In a decision addressing two separate claims of substantial burden under the Religious Land Use and Institutionalized Persons Act (RLUIPA) the Seventh Circuit Court of Appeals reached two different conclusions as to the effects of municipal actions on religious groups. In World Outreach Center v. City of Chicago and Trinity Evangelical Lutheran Church v. City of Peoria, the court held that World Outreach Center had been substantially burdened but that Trinity Evangelical Church had not.
In the World Outreach case the district court had dismissed the action. The building at issue contains mainly recreational and living quarters with some space for religious service. However, the circuit court found that the building's uses were all in furtherance of the religious mission of the organization. Before being purchased the building had been operated as a YMCA for many years and included renting out 168 single room occupancy (SRO) units. During the 80 years of operation by the YMCA the City never required a special permit. Rather the building's use was considered legal nonconforming as it was legal when established and subsequent changes in zoning regulations requiring a special permit for such use did not change its status. Under the Chicago zoning code the legal nonconforming status runs with the land and is not changed by changes in ownership.
However, World Outreach was required to apply for a license to operate the SRO units and the City took the position that it would not issue the SRO licenses without World Outreach first obtaining a special permit. This was despite the fact that the YMCA was issued SRO licenses without being required to apply for the special permit, even after the zoning was changed to require a special permit for the use.
At the instigation of an alderman who was seeking to help a developer acquire the property, the City then rezoned the property to a district which did not even permit SRO as a special permit use. The City continued to insist that a special permit was needed and brought a suit claiming the special permit was required but could not be issued due to the new zoning. The City then voluntarily discontinued the lawsuit but continued, without giving a reason, to deny the SRO license. When Hurricane Katrina struck FEMA contracted to rent 150 of the rooms for a year but the City continued to refuse the SRO licenses.
In April, 2006 World Outreach commenced this action and in August, 2006, without requiring the special permit, the City issued the SRO licenses. The court noted "World Outreach was impeded in its religious mission of providing living facilities to homeless and other needy people and incurred substantial legal expenses as well. It seeks damages, having abandoned its claim for injunctive relief when the City finally issued the SRO license that it had applied for two years earlier."

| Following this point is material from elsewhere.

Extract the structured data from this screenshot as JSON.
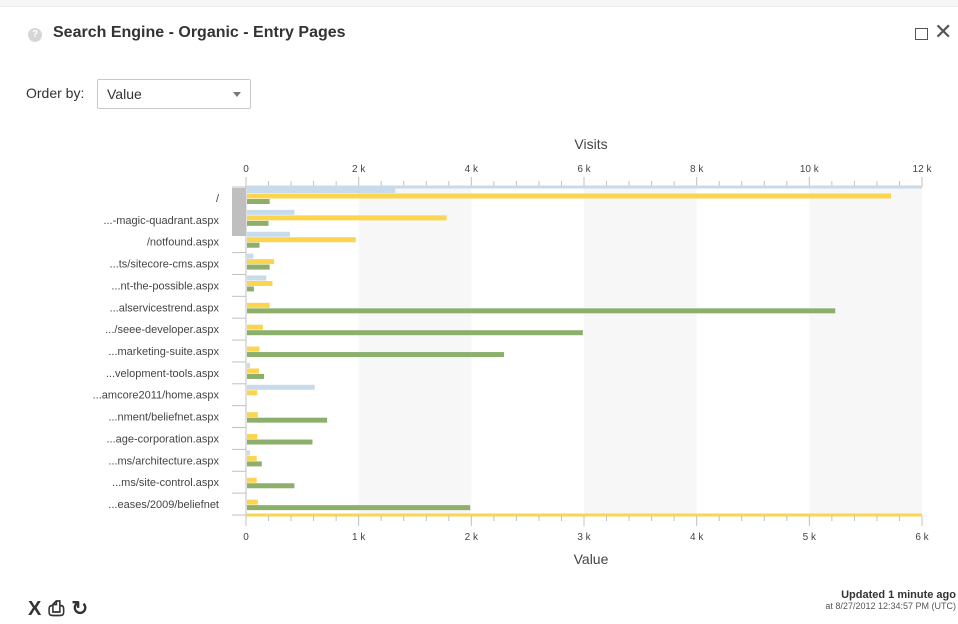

While the district court dismissed the action on what is essentially as exhaustion of administrative remedies ground-failure to seek the special permit from the zoning board- the circuit court points out the futility of such an application under all of the circumstances and disposes of that argument. Instead the circuit court held the "burden imposed on a small religious organization catering to the poor was substantial (for burden is relative to the weakness of the burdened) ...and there was no possible justification for it."
Interestingly, the court found that the discrimination against World Outreach was not motivated by religious views but rather an attempt by a Chicago alderman to help a developer, who supported the alderman, to acquire the property. The court found that anyone, irrespective of religion would have been discriminated against because of the intent to aid the developer to acquire the site. Yet, the court still held that the equal protection clause is also implicated stating "a deliberate, irrational discrimination, even if it is against one person (or other entity) rather than a group, is actionable under the equal protection clause. . ...That is one of the claims that World Outreach alleges; the claim is supported by the allegations of the complaint; and so it should not have been dismissed. It has nothing to do with religion, but so what?"
The second case, decided as part of the same decision, involves a RLUIPA claim by Trinity Evangelical Lutheran Church against the City of Peoria regarding a parcel the church purchased next to its existing church. A neighborhood group later applied to the City to have the building on the adjacent property designated a landmark. The landmark designation was granted. When the church sought to demolish the building to build a new center it was denied permission, due to the landmark status.
The Church brought a RLUIPA action claiming a substantial burden, The district court granted summary judgment to the City. The circuit court noted that the issue of substantial burden is a factual question "substantiality is a relative term—whether a given burden is substantial depends on its magnitude in relation to the needs and resources of the religious organization in question."
The court then went on to affirm the dismissal noting that the burden on the church is modest not substantial. The court found that the burden would only be substantial if the church had no alternative. But, in this case there is a market for the property and the church can sell the property and use the proceeds to construct its center on other property owned by the church. The court went on to note that the City conceded that the center could be built on the empty lot owned by the church and the court went on to state:
"We imagine that the real purpose of this litigation is to extract a commitment from the City to allow Trinity to build the family-life center on the empty lot, and so viewed the suit has succeeded."